Courts also need to realize that getting a divorce does not necessarily require spouses to fight over child custody. The idea that one parent must somehow become a non-custodial parent simply because he and spouse don’t get along anymore is overreaching. Instead, take a surgical approach. If neither spouse is accusing the other of being a neglectful or abusive parent, then why are we going to treat either parent as less? Why are we going to curtail his or her custodial rights? Why are we going to make, by judicial fiat, somebody a second–class parent when there is no defect in that parent’s parental abilities and fitness?
We can substantially reduce the cost associated with child custody disputes by having the judges interview children, and thus save substantial time and money over the appointment of a custody evaluator and/or GALs.
We can also save substantial time and money by passing a law that presumes joint equal physical custody, unless that presumption can be overcome by compelling evidence. When we take away the incentive to litigate child custody—as opposed to encouraging it—then litigation will be reduced.

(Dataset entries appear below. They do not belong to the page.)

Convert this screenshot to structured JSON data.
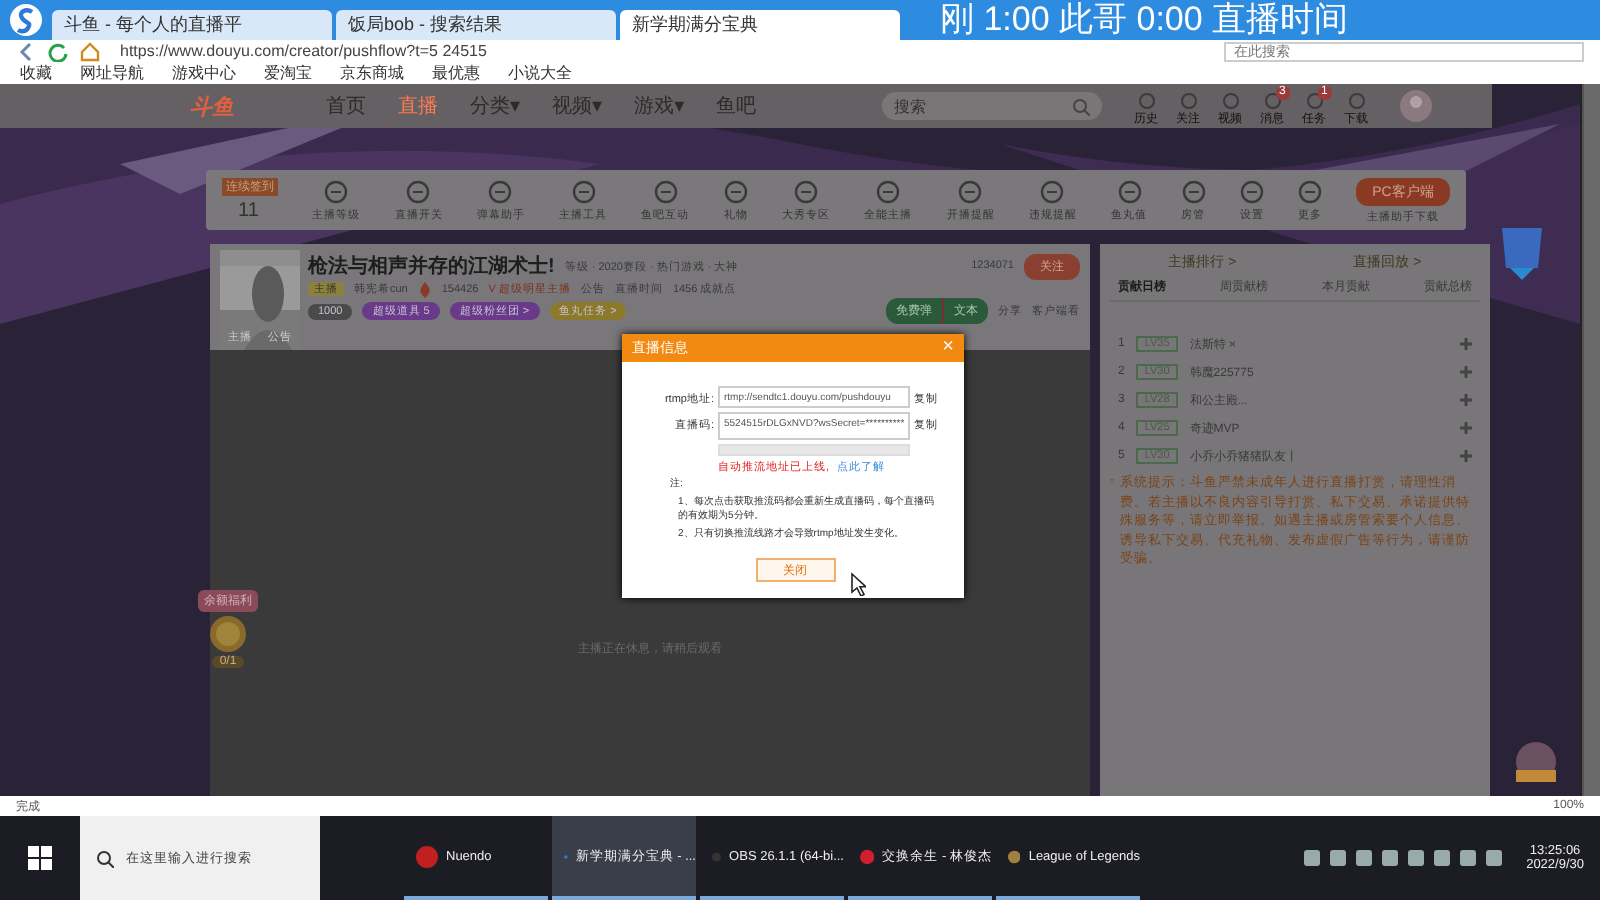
{
  "browser": {
    "tabs": [
      {
        "label": "斗鱼 - 每个人的直播平",
        "selected": false
      },
      {
        "label": "饭局bob - 搜索结果",
        "selected": false
      },
      {
        "label": "新学期满分宝典",
        "selected": true
      }
    ],
    "address": "https://www.douyu.com/creator/pushflow?t=5 24515",
    "search_placeholder": "在此搜索",
    "bookmarks": [
      "收藏",
      "网址导航",
      "游戏中心",
      "爱淘宝",
      "京东商城",
      "最优惠",
      "小说大全"
    ]
  },
  "stream_overlay": {
    "text": "刚 1:00  此哥 0:00  直播时间"
  },
  "site_nav": {
    "logo": "斗鱼",
    "items": [
      {
        "label": "首页",
        "selected": false
      },
      {
        "label": "直播",
        "selected": true
      },
      {
        "label": "分类▾",
        "selected": false
      },
      {
        "label": "视频▾",
        "selected": false
      },
      {
        "label": "游戏▾",
        "selected": false
      },
      {
        "label": "鱼吧",
        "selected": false
      }
    ],
    "search_placeholder": "搜索",
    "icons": [
      {
        "label": "历史"
      },
      {
        "label": "关注"
      },
      {
        "label": "视频"
      },
      {
        "label": "消息",
        "badge": "3"
      },
      {
        "label": "任务",
        "badge": "1"
      },
      {
        "label": "下载"
      }
    ]
  },
  "toolbar": {
    "streak_badge": "连续签到",
    "streak_count": "11",
    "items": [
      "主播等级",
      "直播开关",
      "弹幕助手",
      "主播工具",
      "鱼吧互动",
      "礼物",
      "大秀专区",
      "全能主播",
      "开播提醒",
      "违规提醒",
      "鱼丸值",
      "房管",
      "设置",
      "更多"
    ],
    "client_button": "PC客户端",
    "client_note": "主播助手下载"
  },
  "room": {
    "title": "枪法与相声并存的江湖术士!",
    "meta": "等级 · 2020赛段 · 热门游戏 · 大神",
    "viewers": "1234071",
    "follow_button": "关注",
    "level_tag": "主播",
    "streamer": "韩宪希cun",
    "hot": "154426",
    "verified": "V 超级明星主播",
    "notice": "公告",
    "schedule": "直播时间",
    "history": "1456 成就点",
    "avatar_labels": [
      "主播",
      "公告"
    ],
    "tags": [
      {
        "label": "1000",
        "color": "#4a4a4a"
      },
      {
        "label": "超级道具 5",
        "color": "#6a3a8a"
      },
      {
        "label": "超级粉丝团 >",
        "color": "#6a3a8a"
      },
      {
        "label": "鱼丸任务 >",
        "color": "#8a7a2a"
      }
    ],
    "danmu_buttons": [
      "免费弹",
      "文本"
    ],
    "share": "分享",
    "client_watch": "客户端看"
  },
  "video": {
    "message": "主播正在休息，请稍后观看",
    "reward_badge": "余额福利",
    "reward_count": "0/1"
  },
  "dialog": {
    "title": "直播信息",
    "close": "×",
    "fields": [
      {
        "label": "rtmp地址:",
        "value": "rtmp://sendtc1.douyu.com/pushdouyu",
        "copy": "复制"
      },
      {
        "label": "直播码:",
        "value": "5524515rDLGxNVD?wsSecret=**********",
        "copy": "复制"
      }
    ],
    "warning": "自动推流地址已上线,",
    "link": "点此了解",
    "note_title": "注:",
    "notes": [
      "1、每次点击获取推流码都会重新生成直播码，每个直播码的有效期为5分钟。",
      "2、只有切换推流线路才会导致rtmp地址发生变化。"
    ],
    "button": "关闭"
  },
  "side_panel": {
    "links": [
      "主播排行 >",
      "直播回放 >"
    ],
    "tabs": [
      {
        "label": "贡献日榜",
        "selected": true
      },
      {
        "label": "周贡献榜",
        "selected": false
      },
      {
        "label": "本月贡献",
        "selected": false
      },
      {
        "label": "贡献总榜",
        "selected": false
      }
    ],
    "ranks": [
      {
        "rank": "1",
        "level": "LV35",
        "name": "法斯特 ×"
      },
      {
        "rank": "2",
        "level": "LV30",
        "name": "韩魔225775"
      },
      {
        "rank": "3",
        "level": "LV28",
        "name": "和公主殿..."
      },
      {
        "rank": "4",
        "level": "LV25",
        "name": "奇迹MVP"
      },
      {
        "rank": "5",
        "level": "LV30",
        "name": "小乔小乔猪猪队友丨"
      }
    ],
    "notice": "系统提示：斗鱼严禁未成年人进行直播打赏，请理性消费。若主播以不良内容引导打赏、私下交易、承诺提供特殊服务等，请立即举报。如遇主播或房管索要个人信息、诱导私下交易、代充礼物、发布虚假广告等行为，请谨防受骗。"
  },
  "status_bar": {
    "text": "完成",
    "zoom": "100%"
  },
  "taskbar": {
    "search_placeholder": "在这里输入进行搜索",
    "apps": [
      {
        "label": "Nuendo",
        "selected": false
      },
      {
        "label": "新学期满分宝典 - ...",
        "selected": true
      },
      {
        "label": "OBS 26.1.1 (64-bi...",
        "selected": false
      },
      {
        "label": "交换余生 - 林俊杰",
        "selected": false
      },
      {
        "label": "League of Legends",
        "selected": false
      }
    ],
    "time": "13:25:06",
    "date": "2022/9/30"
  }
}
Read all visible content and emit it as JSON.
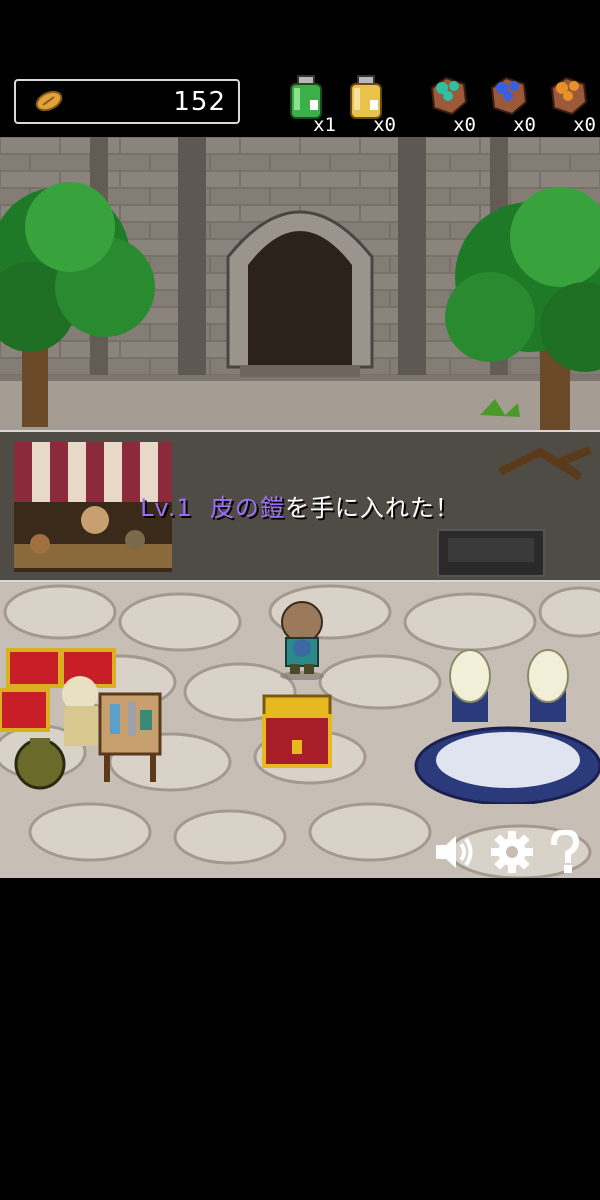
{
  "hud": {
    "coins": "152",
    "items": [
      {
        "name": "green-potion-icon",
        "count": "x1",
        "color": "#3bb04a"
      },
      {
        "name": "yellow-potion-icon",
        "count": "x0",
        "color": "#e8c24a"
      },
      {
        "name": "green-ore-icon",
        "count": "x0",
        "color": "#2ec0a0"
      },
      {
        "name": "blue-ore-icon",
        "count": "x0",
        "color": "#3a5fe0"
      },
      {
        "name": "orange-ore-icon",
        "count": "x0",
        "color": "#e8902a"
      }
    ]
  },
  "message": {
    "level": "Lv.1",
    "item_name": "皮の鎧",
    "suffix": "を手に入れた！"
  },
  "colors": {
    "accent_purple": "#9b6ef5",
    "divider": "#d7d7d7"
  }
}
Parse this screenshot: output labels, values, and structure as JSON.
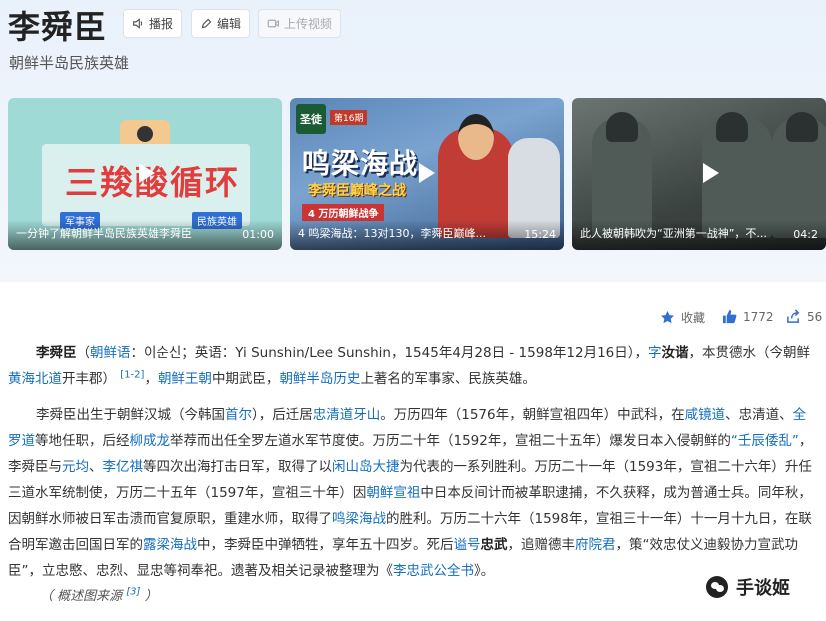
{
  "header": {
    "title": "李舜臣",
    "subtitle": "朝鲜半岛民族英雄",
    "buttons": {
      "broadcast": "播报",
      "edit": "编辑",
      "upload_video": "上传视频"
    }
  },
  "videos": [
    {
      "caption": "一分钟了解朝鲜半岛民族英雄李舜臣",
      "duration": "01:00",
      "thumb_text": "三羧酸循环",
      "tags": [
        "军事家",
        "民族英雄"
      ]
    },
    {
      "caption": "4 鸣梁海战：13对130，李舜臣巅峰...",
      "duration": "15:24",
      "thumb": {
        "logo": "圣徒",
        "episode": "第16期",
        "title": "鸣梁海战",
        "subtitle": "李舜臣巅峰之战",
        "series": "4 万历朝鲜战争"
      }
    },
    {
      "caption": "此人被朝韩吹为“亚洲第一战神”，不...",
      "duration": "04:2"
    }
  ],
  "actions": {
    "favorite": "收藏",
    "likes": "1772",
    "shares": "56"
  },
  "intro": {
    "name": "李舜臣",
    "korean_label": "朝鲜语",
    "korean_name": "이순신",
    "english_label": "英语",
    "english_name": "Yi Sunshin/Lee Sunshin",
    "lifespan": "1545年4月28日 - 1598年12月16日",
    "zi_label": "字",
    "zi": "汝谐",
    "origin_text": "，本贯德水（今朝鲜",
    "origin_link": "黄海北道",
    "origin_tail": "开丰郡）",
    "ref1": "[1-2]",
    "dynasty_link": "朝鲜王朝",
    "mid_text": "中期武臣，",
    "history_link": "朝鲜半岛历史",
    "end_text": "上著名的军事家、民族英雄。"
  },
  "bio": [
    "李舜臣出生于朝鲜汉城（今韩国",
    "首尔",
    "），后迁居",
    "忠清道牙山",
    "。万历四年（1576年，朝鲜宣祖四年）中武科，在",
    "咸镜道",
    "、忠清道、",
    "全罗道",
    "等地任职，后经",
    "柳成龙",
    "举荐而出任全罗左道水军节度使。万历二十年（1592年，宣祖二十五年）爆发日本入侵朝鲜的",
    "“壬辰倭乱”",
    "，李舜臣与",
    "元均",
    "、",
    "李亿祺",
    "等四次出海打击日军，取得了以",
    "闲山岛大捷",
    "为代表的一系列胜利。万历二十一年（1593年，宣祖二十六年）升任三道水军统制使，万历二十五年（1597年，宣祖三十年）因",
    "朝鲜宣祖",
    "中日本反间计而被革职逮捕，不久获释，成为普通士兵。同年秋，因朝鲜水师被日军击溃而官复原职，重建水师，取得了",
    "鸣梁海战",
    "的胜利。万历二十六年（1598年，宣祖三十一年）十一月十九日，在联合明军邀击回国日军的",
    "露梁海战",
    "中，李舜臣中弹牺牲，享年五十四岁。死后",
    "谥号",
    "忠武",
    "，追赠德丰",
    "府院君",
    "，策“效忠仗义迪毅协力宣武功臣”，立忠愍、忠烈、显忠等祠奉祀。遗著及相关记录被整理为《",
    "李忠武公全书",
    "》。"
  ],
  "caption": {
    "text": "（ 概述图来源",
    "ref": "[3]",
    "close": "）"
  },
  "watermark": "手谈姬"
}
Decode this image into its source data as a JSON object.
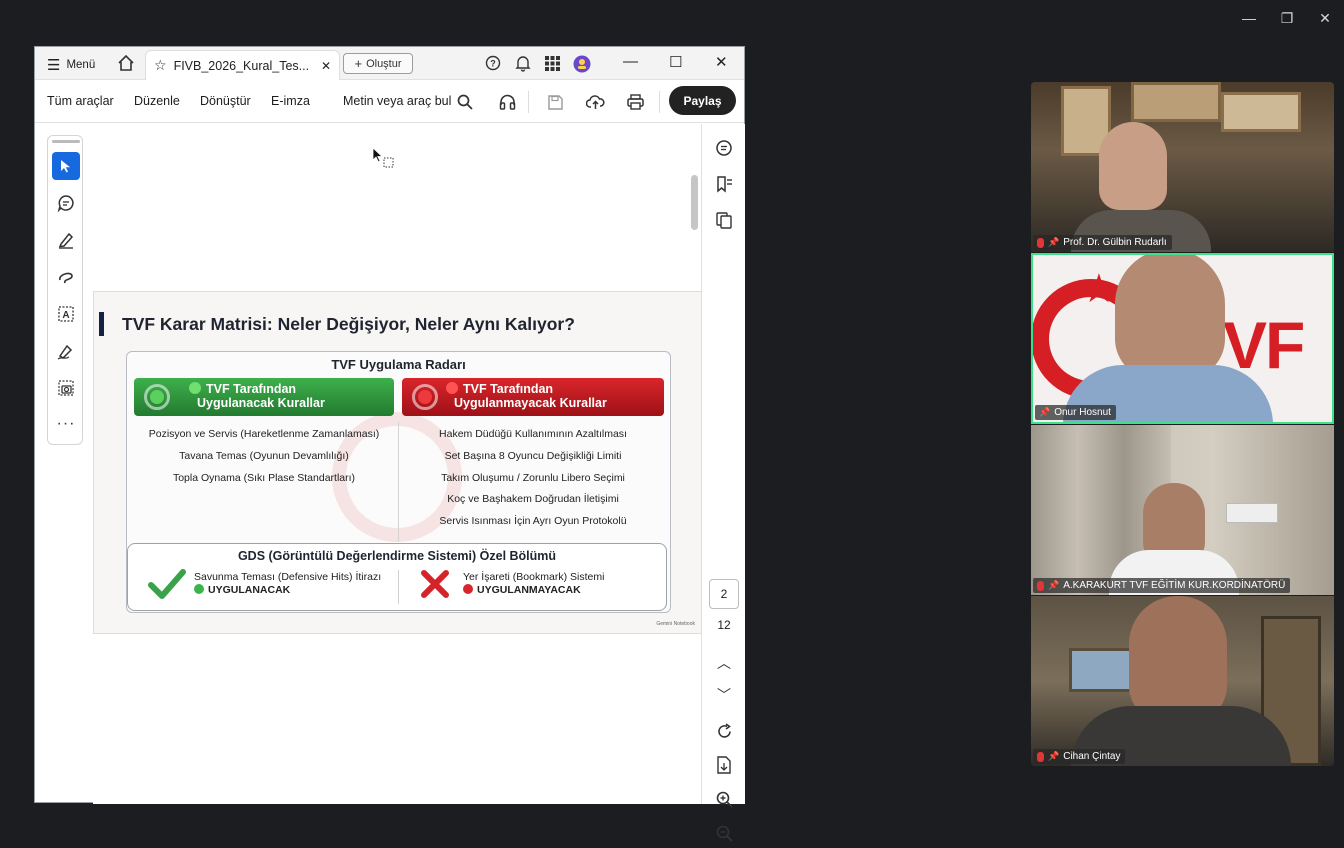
{
  "window_controls": [
    "—",
    "❐",
    "✕"
  ],
  "acrobat": {
    "menu_label": "Menü",
    "tab_title": "FIVB_2026_Kural_Tes...",
    "new_button": "Oluştur",
    "toolbar": {
      "all_tools": "Tüm araçlar",
      "edit": "Düzenle",
      "convert": "Dönüştür",
      "esign": "E-imza",
      "search_placeholder": "Metin veya araç bul",
      "share": "Paylaş"
    },
    "page": {
      "current": "2",
      "total": "12"
    }
  },
  "slide": {
    "title": "TVF Karar Matrisi: Neler Değişiyor, Neler Aynı Kalıyor?",
    "radar_title": "TVF Uygulama Radarı",
    "green_header": [
      "TVF Tarafından",
      "Uygulanacak Kurallar"
    ],
    "red_header": [
      "TVF Tarafından",
      "Uygulanmayacak Kurallar"
    ],
    "applied": [
      "Pozisyon ve Servis (Hareketlenme Zamanlaması)",
      "Tavana Temas (Oyunun Devamlılığı)",
      "Topla Oynama (Sıkı Plase Standartları)"
    ],
    "not_applied": [
      "Hakem Düdüğü Kullanımının Azaltılması",
      "Set Başına 8 Oyuncu Değişikliği Limiti",
      "Takım Oluşumu / Zorunlu Libero Seçimi",
      "Koç ve Başhakem Doğrudan İletişimi",
      "Servis Isınması İçin Ayrı Oyun Protokolü"
    ],
    "gds_title": "GDS (Görüntülü Değerlendirme Sistemi) Özel Bölümü",
    "gds_left_text": "Savunma Teması (Defensive Hits) İtirazı",
    "gds_left_status": "UYGULANACAK",
    "gds_right_text": "Yer İşareti (Bookmark) Sistemi",
    "gds_right_status": "UYGULANMAYACAK",
    "watermark": "Gemini Notebook"
  },
  "participants": [
    {
      "name": "Prof. Dr. Gülbin Rudarlı",
      "muted": true
    },
    {
      "name": "Onur Hosnut",
      "muted": false
    },
    {
      "name": "A.KARAKURT  TVF EĞİTİM KUR.KORDİNATÖRÜ",
      "muted": true
    },
    {
      "name": "Cihan Çintay",
      "muted": true
    }
  ],
  "colors": {
    "green": "#2e9a3c",
    "red": "#c2161d",
    "speaker_highlight": "#3ee08a",
    "background": "#1c1d21"
  }
}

I’m not talking about denying people of their rights to seek full relief and redress in the courts, but current child custody legislation in this state entices and induces parents to fight each other over custody, even if that thought never entered their minds when they chose to file for divorce.
Utah Family Law, LC | divorceutah.com | 801-466-9277